The researchers found that even differences in age of 12 months or more appeared to make little difference to NAPLAN achievement later in school. The results also indicated individual differences in focus and attention ability may matter more for NAPLAN achievement than a delayed start to schooling.
However, the study did not take into account the social or behavioural skills of children, which is undoubtedly an important factor in the decision for parents deciding to delay the start of school or not. Despite this, the results, again, suggested delayed school entry does not have a large or lasting influence on academic achievement. However, the fact is the choice to delay the start to school is on the rise amongst families in NSW.
Speaking to The Age, mother of four from Sydney’s south Steph Cochrane said she will be waiting another year to send her daughter, Florence, to school.
“I just think there is never a con in holding them back,” she said.
While Cochrane said her child was academically and emotionally mature, she said that parents only regretted sending their children to school earlier, not later.
“Kids who have good emotional wellbeing and are happy, they’re the ones who are going to learn,” she said.
Measuring a successful transition to school
According to the Australian Bureau of Statistics approximately 100,000 students started primary school in NSW in 2020, including 70,610 children at government schools. The NSW Government website underlines that for these children, it is their transition to school that counts in the long run.
However, although there is a significant amount of literature on this topic, there remains a lack of clarity surrounding how to measure a successful transition to school. Indeed, a range of factors may need to be considered, but are beyond the control of parents.
The NSW Government 2021 ‘Transition to school’ literature review pointed to COVID-19 as one such consideration. Though the review concedes there is limited research on the disruption the pandemic has had to children’s development, initial emerging research suggests the negative impacts should not be underestimated.

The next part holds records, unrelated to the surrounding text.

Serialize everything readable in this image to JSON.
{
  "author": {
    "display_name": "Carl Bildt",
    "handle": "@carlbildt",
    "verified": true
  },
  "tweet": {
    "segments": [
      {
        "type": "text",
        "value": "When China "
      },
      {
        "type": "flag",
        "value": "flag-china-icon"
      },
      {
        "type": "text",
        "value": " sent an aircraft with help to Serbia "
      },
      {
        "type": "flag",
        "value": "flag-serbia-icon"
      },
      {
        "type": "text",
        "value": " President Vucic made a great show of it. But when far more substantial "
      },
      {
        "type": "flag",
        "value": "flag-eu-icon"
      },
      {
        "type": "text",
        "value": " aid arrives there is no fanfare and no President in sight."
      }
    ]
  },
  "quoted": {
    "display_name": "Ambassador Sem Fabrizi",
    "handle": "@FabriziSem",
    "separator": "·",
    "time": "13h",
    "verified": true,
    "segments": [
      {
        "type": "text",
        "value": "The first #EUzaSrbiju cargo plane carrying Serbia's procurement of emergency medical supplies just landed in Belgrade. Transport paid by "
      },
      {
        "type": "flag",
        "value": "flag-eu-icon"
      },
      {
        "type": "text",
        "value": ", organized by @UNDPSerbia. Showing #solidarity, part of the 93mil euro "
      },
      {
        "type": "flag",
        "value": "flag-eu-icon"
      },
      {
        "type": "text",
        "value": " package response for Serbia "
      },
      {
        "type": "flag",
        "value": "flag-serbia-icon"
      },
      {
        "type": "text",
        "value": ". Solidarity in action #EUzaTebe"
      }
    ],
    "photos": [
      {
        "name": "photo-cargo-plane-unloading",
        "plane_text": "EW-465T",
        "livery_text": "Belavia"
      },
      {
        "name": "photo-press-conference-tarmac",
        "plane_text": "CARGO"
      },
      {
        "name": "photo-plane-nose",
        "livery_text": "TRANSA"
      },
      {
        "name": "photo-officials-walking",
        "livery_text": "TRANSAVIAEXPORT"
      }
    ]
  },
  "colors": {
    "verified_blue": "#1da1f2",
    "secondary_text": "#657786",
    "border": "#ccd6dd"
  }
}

Other considerations mentioned in the report include children’s emotional, social and developmental skills, the support available to them once they enter the classroom and the continued monitoring of their progress.

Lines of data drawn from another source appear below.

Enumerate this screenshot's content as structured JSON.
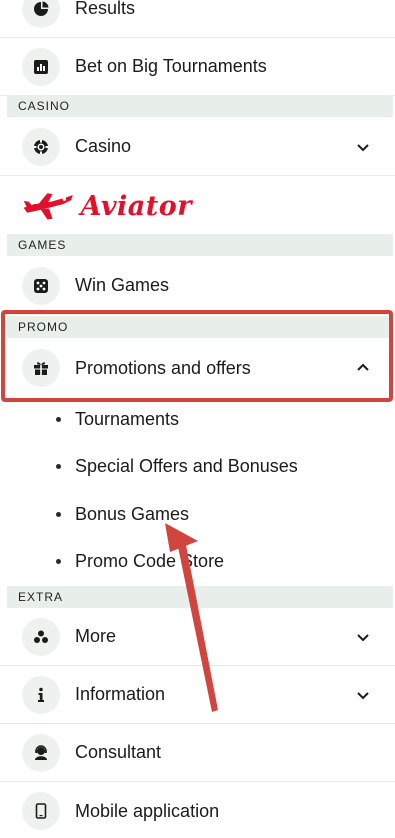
{
  "menu": {
    "results": {
      "label": "Results",
      "icon": "pie-chart-icon"
    },
    "big_tournaments": {
      "label": "Bet on Big Tournaments",
      "icon": "bar-chart-icon"
    },
    "casino_section": "CASINO",
    "casino": {
      "label": "Casino",
      "icon": "casino-chip-icon"
    },
    "aviator": {
      "label": "Aviator",
      "icon": "plane-icon"
    },
    "games_section": "GAMES",
    "win_games": {
      "label": "Win Games",
      "icon": "dice-icon"
    },
    "promo_section": "PROMO",
    "promotions": {
      "label": "Promotions and offers",
      "icon": "gift-icon",
      "expanded": true,
      "subitems": [
        "Tournaments",
        "Special Offers and Bonuses",
        "Bonus Games",
        "Promo Code Store"
      ]
    },
    "extra_section": "EXTRA",
    "more": {
      "label": "More",
      "icon": "dots-icon"
    },
    "information": {
      "label": "Information",
      "icon": "info-icon"
    },
    "consultant": {
      "label": "Consultant",
      "icon": "headset-icon"
    },
    "mobile": {
      "label": "Mobile application",
      "icon": "phone-icon"
    }
  },
  "colors": {
    "highlight_border": "#d1453f",
    "arrow": "#d1453f",
    "section_bg": "#e8efea",
    "icon_circle": "#eef2ef",
    "aviator_red": "#e3102c"
  }
}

The report said school readiness is now widely accepted to be a multi-dimensional concept that incorporates not only a child’s readiness for the learning environment, but also the learning environment’s readiness for the child. School readiness also includes the capacity of families, communities and services to provide the necessary opportunities, conditions and support to optimise children’s learning and development.
With so much to consider it is no wonder parents are choosing to err on the side of caution when it comes to choosing a start date for their children. Though there are many conflicting views on the matter, ultimately the decision is made with the individual child in mind. It is clear more and more families are choosing to delay, only time will tell if it makes a difference.

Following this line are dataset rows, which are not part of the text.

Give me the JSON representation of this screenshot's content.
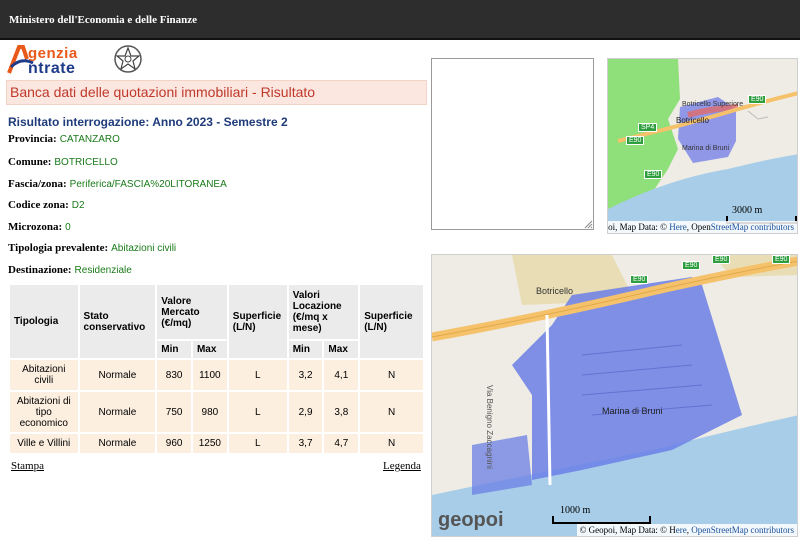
{
  "header": {
    "title": "Ministero dell'Economia e delle Finanze"
  },
  "logo": {
    "line1": "genzia",
    "line2": "ntrate"
  },
  "page": {
    "title": "Banca dati delle quotazioni immobiliari - Risultato"
  },
  "result": {
    "heading": "Risultato interrogazione: Anno 2023 - Semestre 2",
    "fields": [
      {
        "label": "Provincia:",
        "value": "CATANZARO"
      },
      {
        "label": "Comune:",
        "value": "BOTRICELLO"
      },
      {
        "label": "Fascia/zona:",
        "value": "Periferica/FASCIA%20LITORANEA"
      },
      {
        "label": "Codice zona:",
        "value": "D2"
      },
      {
        "label": "Microzona:",
        "value": "0"
      },
      {
        "label": "Tipologia prevalente:",
        "value": "Abitazioni civili"
      },
      {
        "label": "Destinazione:",
        "value": "Residenziale"
      }
    ]
  },
  "table": {
    "headers": {
      "tipologia": "Tipologia",
      "stato": "Stato conservativo",
      "valore_mercato": "Valore Mercato (€/mq)",
      "superficie1": "Superficie (L/N)",
      "valori_locazione": "Valori Locazione (€/mq x mese)",
      "superficie2": "Superficie (L/N)",
      "min": "Min",
      "max": "Max"
    },
    "rows": [
      {
        "tipologia": "Abitazioni civili",
        "stato": "Normale",
        "vm_min": "830",
        "vm_max": "1100",
        "sup1": "L",
        "vl_min": "3,2",
        "vl_max": "4,1",
        "sup2": "N"
      },
      {
        "tipologia": "Abitazioni di tipo economico",
        "stato": "Normale",
        "vm_min": "750",
        "vm_max": "980",
        "sup1": "L",
        "vl_min": "2,9",
        "vl_max": "3,8",
        "sup2": "N"
      },
      {
        "tipologia": "Ville e Villini",
        "stato": "Normale",
        "vm_min": "960",
        "vm_max": "1250",
        "sup1": "L",
        "vl_min": "3,7",
        "vl_max": "4,7",
        "sup2": "N"
      }
    ]
  },
  "links": {
    "stampa": "Stampa",
    "legenda": "Legenda"
  },
  "note_box": {
    "value": ""
  },
  "map_small": {
    "labels": {
      "town": "Botricello",
      "superiore": "Botricello Superiore",
      "marina": "Marina di Bruni"
    },
    "shields": [
      "E90",
      "SP4",
      "E90",
      "E90"
    ],
    "scale": "3000 m",
    "attribution_prefix": "© Geopoi, Map Data: ©",
    "attribution_here": "Here",
    "attribution_sep": ", Open",
    "attribution_osm": "StreetMap contributors"
  },
  "map_large": {
    "labels": {
      "town": "Botricello",
      "street": "Via Benigno Zaccagnini",
      "marina": "Marina di Bruni"
    },
    "shields": [
      "E90",
      "E90",
      "E90",
      "E90"
    ],
    "scale": "1000 m",
    "brand": "geopoi",
    "attribution_prefix": "© Geopoi, Map Data: © H",
    "attribution_here": "ere",
    "attribution_sep": ", ",
    "attribution_osm": "OpenStreetMap contributors"
  },
  "colors": {
    "header_bg": "#2d2d2d",
    "title_bg": "#fbe6e0",
    "title_text": "#c0392b",
    "heading_text": "#1f3b7a",
    "value_text": "#1a7a1a",
    "table_header_bg": "#ebebeb",
    "table_cell_bg": "#fcefe0",
    "zone_fill": "#6b7fe6",
    "sea": "#a8cde8",
    "park": "#8fdf7a"
  }
}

– Around 100,000 students started primary school in NSW in 2020
– 70,610 of those were at NSW government schools
– Children who turn six by July in the year they begin kindergarten increased to 19,019 in 2022, up from just 13,209 2012
– They now make up 28 percent of enrolments compared to 19 percent 10 years ago
– On average, children who start school the year they turn six are more likely to have developed the skills and competencies to thrive in a formal learning environment
– Students in Year 3 received slightly higher NAPLAN results if held back. But this slight advantage reduced at Years 5 and 7. By Year 9 students held back did no better on NAPLAN tests
– One study showed any variance in performance attributed to starting school later were negligible by high school age.